**WHAT IS EXPECTED:** Determine how many lines below contain the word "screenshot", then state only that figure.

**Records from a data collection:**
******************************

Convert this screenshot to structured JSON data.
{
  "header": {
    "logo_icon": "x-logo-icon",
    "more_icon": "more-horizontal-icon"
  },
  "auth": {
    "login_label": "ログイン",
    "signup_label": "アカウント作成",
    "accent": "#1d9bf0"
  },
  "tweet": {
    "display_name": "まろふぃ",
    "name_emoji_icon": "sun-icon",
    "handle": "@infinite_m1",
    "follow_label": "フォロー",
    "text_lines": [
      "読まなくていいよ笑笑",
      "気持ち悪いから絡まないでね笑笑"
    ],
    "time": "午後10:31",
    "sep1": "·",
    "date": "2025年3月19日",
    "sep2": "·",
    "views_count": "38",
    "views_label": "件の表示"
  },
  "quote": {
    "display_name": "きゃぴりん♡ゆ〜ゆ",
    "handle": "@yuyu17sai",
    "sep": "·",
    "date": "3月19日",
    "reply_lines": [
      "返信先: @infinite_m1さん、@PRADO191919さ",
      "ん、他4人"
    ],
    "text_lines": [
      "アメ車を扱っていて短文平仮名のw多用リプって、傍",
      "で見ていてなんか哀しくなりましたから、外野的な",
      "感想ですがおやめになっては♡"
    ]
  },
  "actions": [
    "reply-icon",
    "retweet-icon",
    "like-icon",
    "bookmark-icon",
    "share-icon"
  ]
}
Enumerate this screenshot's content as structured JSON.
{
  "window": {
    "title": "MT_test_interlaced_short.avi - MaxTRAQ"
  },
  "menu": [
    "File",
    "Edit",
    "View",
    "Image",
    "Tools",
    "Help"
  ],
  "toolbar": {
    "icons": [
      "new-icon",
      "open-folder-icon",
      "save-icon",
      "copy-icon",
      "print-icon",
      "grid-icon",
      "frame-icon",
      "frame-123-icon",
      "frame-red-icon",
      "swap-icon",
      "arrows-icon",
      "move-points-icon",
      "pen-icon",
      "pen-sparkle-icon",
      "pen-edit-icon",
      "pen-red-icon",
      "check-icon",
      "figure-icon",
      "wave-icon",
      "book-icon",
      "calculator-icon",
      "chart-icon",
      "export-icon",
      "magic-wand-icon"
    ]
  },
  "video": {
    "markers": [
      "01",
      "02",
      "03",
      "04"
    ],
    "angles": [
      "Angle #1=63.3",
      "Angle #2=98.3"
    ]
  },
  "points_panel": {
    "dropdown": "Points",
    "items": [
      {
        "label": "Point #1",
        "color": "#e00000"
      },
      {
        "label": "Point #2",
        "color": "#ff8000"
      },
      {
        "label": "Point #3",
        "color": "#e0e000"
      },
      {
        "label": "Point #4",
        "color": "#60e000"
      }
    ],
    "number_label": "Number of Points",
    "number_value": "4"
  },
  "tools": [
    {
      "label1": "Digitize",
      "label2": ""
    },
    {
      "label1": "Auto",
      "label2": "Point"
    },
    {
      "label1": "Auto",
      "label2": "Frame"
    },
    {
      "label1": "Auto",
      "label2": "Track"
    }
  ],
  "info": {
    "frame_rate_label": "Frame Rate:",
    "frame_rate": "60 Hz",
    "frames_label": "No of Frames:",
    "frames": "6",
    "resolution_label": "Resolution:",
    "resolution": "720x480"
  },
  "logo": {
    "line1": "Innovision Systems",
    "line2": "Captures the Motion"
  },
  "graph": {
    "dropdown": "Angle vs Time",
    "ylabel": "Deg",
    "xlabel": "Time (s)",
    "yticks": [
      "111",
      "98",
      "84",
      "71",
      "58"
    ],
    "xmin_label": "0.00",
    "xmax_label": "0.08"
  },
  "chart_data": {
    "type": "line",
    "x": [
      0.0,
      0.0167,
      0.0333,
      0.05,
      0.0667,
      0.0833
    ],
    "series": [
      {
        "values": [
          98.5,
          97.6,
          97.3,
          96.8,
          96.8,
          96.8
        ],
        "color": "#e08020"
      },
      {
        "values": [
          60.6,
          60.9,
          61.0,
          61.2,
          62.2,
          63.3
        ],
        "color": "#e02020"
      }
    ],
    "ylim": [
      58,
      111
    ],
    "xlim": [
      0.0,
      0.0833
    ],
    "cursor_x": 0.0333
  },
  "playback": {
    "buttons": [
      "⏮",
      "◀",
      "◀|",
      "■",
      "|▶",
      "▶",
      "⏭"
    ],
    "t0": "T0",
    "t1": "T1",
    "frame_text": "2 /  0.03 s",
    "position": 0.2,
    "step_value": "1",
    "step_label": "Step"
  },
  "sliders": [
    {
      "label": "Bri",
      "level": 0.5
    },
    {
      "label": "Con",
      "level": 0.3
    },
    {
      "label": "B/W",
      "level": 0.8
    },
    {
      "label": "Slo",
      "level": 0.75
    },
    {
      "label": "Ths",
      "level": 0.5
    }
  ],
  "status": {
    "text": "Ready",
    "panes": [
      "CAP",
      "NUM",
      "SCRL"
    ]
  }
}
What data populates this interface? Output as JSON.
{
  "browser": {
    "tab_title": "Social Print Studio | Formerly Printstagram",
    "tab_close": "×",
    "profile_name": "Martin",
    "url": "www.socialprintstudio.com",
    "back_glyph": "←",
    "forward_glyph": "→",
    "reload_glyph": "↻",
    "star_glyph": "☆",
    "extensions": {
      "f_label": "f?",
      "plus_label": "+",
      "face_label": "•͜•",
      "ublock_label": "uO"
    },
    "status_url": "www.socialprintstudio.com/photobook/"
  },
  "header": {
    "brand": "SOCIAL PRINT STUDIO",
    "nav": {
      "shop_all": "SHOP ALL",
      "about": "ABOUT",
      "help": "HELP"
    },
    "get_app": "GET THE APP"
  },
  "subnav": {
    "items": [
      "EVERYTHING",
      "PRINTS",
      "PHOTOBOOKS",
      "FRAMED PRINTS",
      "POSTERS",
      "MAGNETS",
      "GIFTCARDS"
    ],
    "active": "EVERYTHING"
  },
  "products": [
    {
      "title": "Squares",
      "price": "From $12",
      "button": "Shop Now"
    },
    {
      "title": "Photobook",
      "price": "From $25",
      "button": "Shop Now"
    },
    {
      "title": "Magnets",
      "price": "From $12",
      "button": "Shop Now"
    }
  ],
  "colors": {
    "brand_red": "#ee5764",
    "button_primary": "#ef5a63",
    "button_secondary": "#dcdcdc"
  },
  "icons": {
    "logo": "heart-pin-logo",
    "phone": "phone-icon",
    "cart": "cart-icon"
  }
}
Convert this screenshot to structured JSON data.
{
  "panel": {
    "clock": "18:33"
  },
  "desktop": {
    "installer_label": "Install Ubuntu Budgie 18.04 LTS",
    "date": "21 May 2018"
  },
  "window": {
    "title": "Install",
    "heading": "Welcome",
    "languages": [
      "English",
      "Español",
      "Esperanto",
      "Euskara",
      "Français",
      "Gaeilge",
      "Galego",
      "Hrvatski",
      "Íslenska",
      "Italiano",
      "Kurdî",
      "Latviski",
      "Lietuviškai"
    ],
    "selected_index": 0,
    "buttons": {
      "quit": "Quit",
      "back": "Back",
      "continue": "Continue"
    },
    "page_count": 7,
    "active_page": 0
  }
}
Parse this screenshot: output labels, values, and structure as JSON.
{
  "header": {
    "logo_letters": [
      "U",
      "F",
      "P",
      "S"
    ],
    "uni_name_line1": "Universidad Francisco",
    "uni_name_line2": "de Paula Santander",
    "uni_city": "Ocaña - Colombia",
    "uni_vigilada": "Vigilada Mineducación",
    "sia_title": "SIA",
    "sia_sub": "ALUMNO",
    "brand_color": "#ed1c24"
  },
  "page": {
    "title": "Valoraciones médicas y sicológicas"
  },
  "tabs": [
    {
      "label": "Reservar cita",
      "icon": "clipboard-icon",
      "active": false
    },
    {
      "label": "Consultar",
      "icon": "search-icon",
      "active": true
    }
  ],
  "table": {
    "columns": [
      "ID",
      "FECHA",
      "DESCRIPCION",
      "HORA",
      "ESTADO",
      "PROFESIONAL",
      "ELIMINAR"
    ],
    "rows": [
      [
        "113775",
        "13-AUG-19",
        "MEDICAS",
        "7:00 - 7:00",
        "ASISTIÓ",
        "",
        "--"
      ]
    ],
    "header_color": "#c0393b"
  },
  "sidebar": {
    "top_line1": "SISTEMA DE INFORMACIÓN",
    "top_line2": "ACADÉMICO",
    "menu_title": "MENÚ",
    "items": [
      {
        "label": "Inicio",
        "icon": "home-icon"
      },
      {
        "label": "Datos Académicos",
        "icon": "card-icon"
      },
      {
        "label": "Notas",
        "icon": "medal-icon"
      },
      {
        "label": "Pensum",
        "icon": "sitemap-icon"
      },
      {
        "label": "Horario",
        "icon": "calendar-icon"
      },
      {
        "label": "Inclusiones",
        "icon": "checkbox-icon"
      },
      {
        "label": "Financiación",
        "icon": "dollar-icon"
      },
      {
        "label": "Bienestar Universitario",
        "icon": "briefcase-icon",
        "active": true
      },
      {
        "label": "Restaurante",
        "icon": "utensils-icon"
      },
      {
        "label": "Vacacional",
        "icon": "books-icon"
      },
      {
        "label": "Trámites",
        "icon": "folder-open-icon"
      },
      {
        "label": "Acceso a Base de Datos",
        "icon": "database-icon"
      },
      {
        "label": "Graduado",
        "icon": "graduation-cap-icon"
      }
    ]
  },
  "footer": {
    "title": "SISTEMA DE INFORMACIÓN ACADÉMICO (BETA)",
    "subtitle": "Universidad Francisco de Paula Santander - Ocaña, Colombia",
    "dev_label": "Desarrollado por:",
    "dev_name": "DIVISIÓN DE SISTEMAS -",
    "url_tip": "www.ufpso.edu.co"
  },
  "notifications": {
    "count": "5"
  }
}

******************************

**RESULT FOR THIS EXERCISE:** 4